=== Task description ===
Without changing a word, repeat the data, and include no pictures.

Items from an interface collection
------------------------------------------------------------
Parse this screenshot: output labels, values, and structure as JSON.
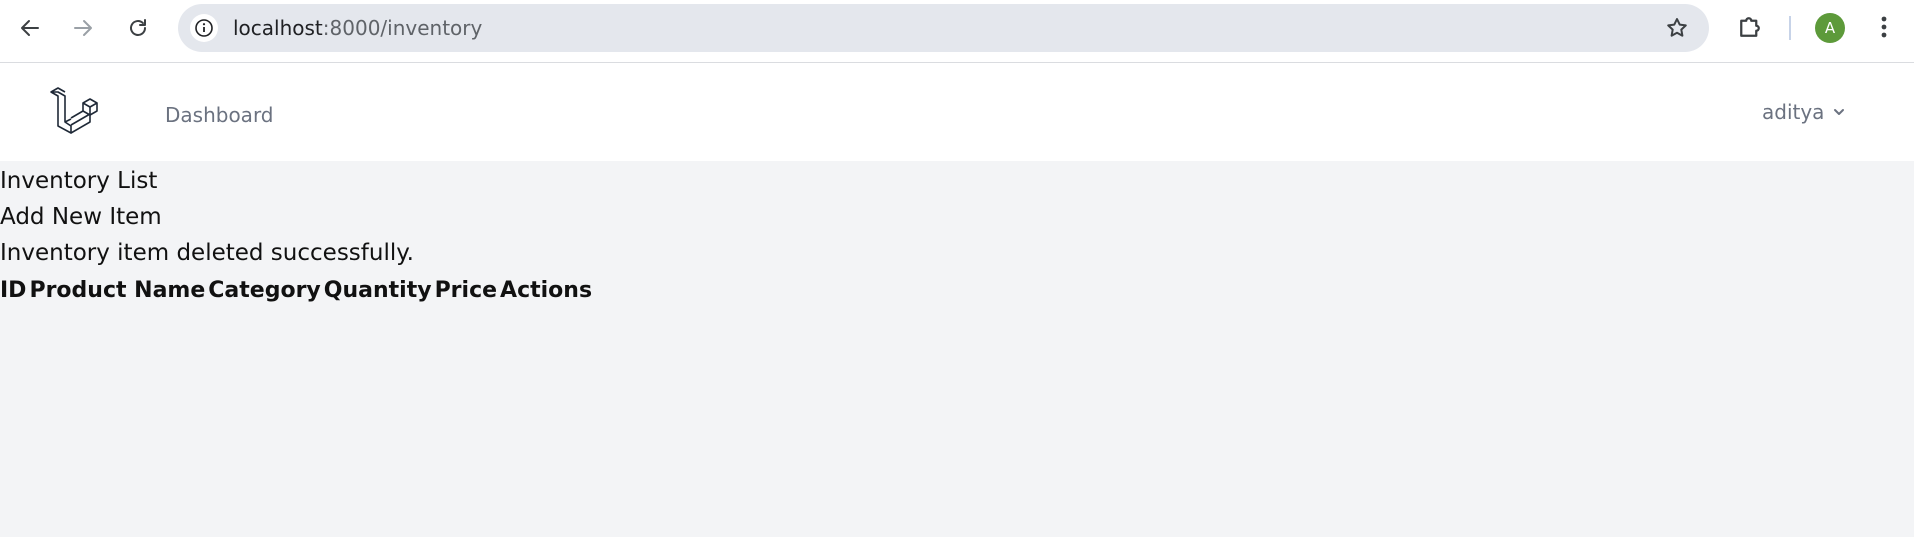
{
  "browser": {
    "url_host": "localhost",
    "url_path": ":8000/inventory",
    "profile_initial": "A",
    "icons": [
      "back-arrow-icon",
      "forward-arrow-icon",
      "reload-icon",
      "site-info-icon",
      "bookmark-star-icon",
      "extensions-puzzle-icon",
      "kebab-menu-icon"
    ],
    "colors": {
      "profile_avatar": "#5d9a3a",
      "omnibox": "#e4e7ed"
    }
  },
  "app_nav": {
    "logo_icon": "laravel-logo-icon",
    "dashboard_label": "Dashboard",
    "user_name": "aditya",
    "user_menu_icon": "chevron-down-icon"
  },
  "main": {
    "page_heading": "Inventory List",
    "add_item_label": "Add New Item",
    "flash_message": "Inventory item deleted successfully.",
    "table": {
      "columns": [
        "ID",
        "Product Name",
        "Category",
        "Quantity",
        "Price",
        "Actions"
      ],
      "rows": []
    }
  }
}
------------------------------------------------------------
=== Problem solution ===
Parse this screenshot: output labels, values, and structure as JSON.
{
  "browser": {
    "url_host": "localhost",
    "url_path": ":8000/inventory",
    "profile_initial": "A",
    "icons": [
      "back-arrow-icon",
      "forward-arrow-icon",
      "reload-icon",
      "site-info-icon",
      "bookmark-star-icon",
      "extensions-puzzle-icon",
      "kebab-menu-icon"
    ],
    "colors": {
      "profile_avatar": "#5d9a3a",
      "omnibox": "#e4e7ed"
    }
  },
  "app_nav": {
    "logo_icon": "laravel-logo-icon",
    "dashboard_label": "Dashboard",
    "user_name": "aditya",
    "user_menu_icon": "chevron-down-icon"
  },
  "main": {
    "page_heading": "Inventory List",
    "add_item_label": "Add New Item",
    "flash_message": "Inventory item deleted successfully.",
    "table": {
      "columns": [
        "ID",
        "Product Name",
        "Category",
        "Quantity",
        "Price",
        "Actions"
      ],
      "rows": []
    }
  }
}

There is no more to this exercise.